So, a lot of good things connected to loving. St. Augustine is reported to have summarized his faith by saying that all you need is to "love and do what you will." The bible repeatedly refers to "what is in your heart" as what is important in our relationship to God. This might also be referring to love. But what does it mean to say and do things out of love? Does it refer to our intention in what we say or do? Does it refer to our feeling and being empathic towards others? If we are all connected and as some believe all God's children. Then should we act in a loving way towards everyone? Does that really mean everyone? Does that mean not judging others? Does it mean not isolating others? 

I know that I have experienced over and over again in my work with people who come to me for help, that we are meant to be with each other and that our happiness seems directly related to how we treat other people.  What do you think?



A recent opinion pieceby Benedict Carey in the April 14, 2014 New York Times national edition, talked about suicide prevention efforts now beginning to include input from the close to one million adults in the USA who have attempted suicide. [About 38,000 americans do kill themselves every year].  Mr. Carey reports that previously, talking about attempts was not considered helpful with fears that it would encourage people to attempt suicide and also worries that it would lead to increased stress for those who were sharing their experiencesbecause of the shame and stigma attached to such behaviors.  Only recently the American Association of Suicidology decided to recognize all those who attempt suicide and give them a voice in the suicide prevention efforts.  This is important considering that seven percent of people who attempt suicide actually kill themselves at a later date.  This is thirty times more than those who have never attempted suicide.   Hopefully, recognizing the importance of the experience and wisdom of people who have attempted suicide will help these people to feel better about themselves as they reach out to others at risk for suicide.

Mr. Carey then shared a number of personal stories of people who have attempted suicide.  The focus was on the pain that they experienced as they felt that they were shamed by professionals who did not allow them to share their experiences that led to their attempts.  They felt more support and acceptance from each other [others who had attempted].   More people who have made suicide attempts are talking about the attempts in more public forums.  It is hoped that sharing this information will encourage other survivors of suicide attempts to talk about their experiences and to be encouraged by those who are having success in their lives and are not held back by their having attempted suicide or by their moods.  
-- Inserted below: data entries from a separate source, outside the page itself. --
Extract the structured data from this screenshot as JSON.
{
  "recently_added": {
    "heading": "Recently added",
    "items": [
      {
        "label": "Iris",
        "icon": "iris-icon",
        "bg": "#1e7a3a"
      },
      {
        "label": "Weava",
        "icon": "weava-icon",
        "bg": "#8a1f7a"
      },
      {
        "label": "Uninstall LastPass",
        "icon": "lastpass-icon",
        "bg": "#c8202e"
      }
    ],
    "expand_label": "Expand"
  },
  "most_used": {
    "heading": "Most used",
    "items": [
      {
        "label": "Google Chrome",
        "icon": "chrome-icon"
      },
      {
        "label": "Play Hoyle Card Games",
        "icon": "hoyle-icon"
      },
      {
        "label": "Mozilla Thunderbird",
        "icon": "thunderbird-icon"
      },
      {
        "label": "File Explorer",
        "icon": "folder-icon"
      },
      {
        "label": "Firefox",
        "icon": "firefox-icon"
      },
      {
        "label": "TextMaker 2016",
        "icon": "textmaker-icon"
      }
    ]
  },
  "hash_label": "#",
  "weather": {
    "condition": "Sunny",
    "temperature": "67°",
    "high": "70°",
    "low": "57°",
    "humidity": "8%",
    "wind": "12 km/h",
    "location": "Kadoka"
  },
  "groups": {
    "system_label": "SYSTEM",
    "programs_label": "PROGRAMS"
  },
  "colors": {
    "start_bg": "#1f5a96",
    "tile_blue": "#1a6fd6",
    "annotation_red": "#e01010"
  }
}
It is also hoped and a research project is testing out if people sharing their experiences with suicide attempts will lower the stigma that is often attached to people with psychiatric problems.  According to psychologist Patrick Corrigan at the Illinois Institute of Technology who is working with the San Francisco based Center for Dignity, Recovery and Stigma Elimination, having contact with someone such as by hearing them talk or reading what they have written can lower the stigma as education alone does not seem to lower it.

So, again it seems that we can help each other by being open to hearing other people's experiences and not judging or sterotyping others.  We all need each other and I believe that the people listening to others benefit as much as those sharing their experiences.  We are actually all in it [this wonderful life] together and judging or stereotyping others only separates us and increases our stress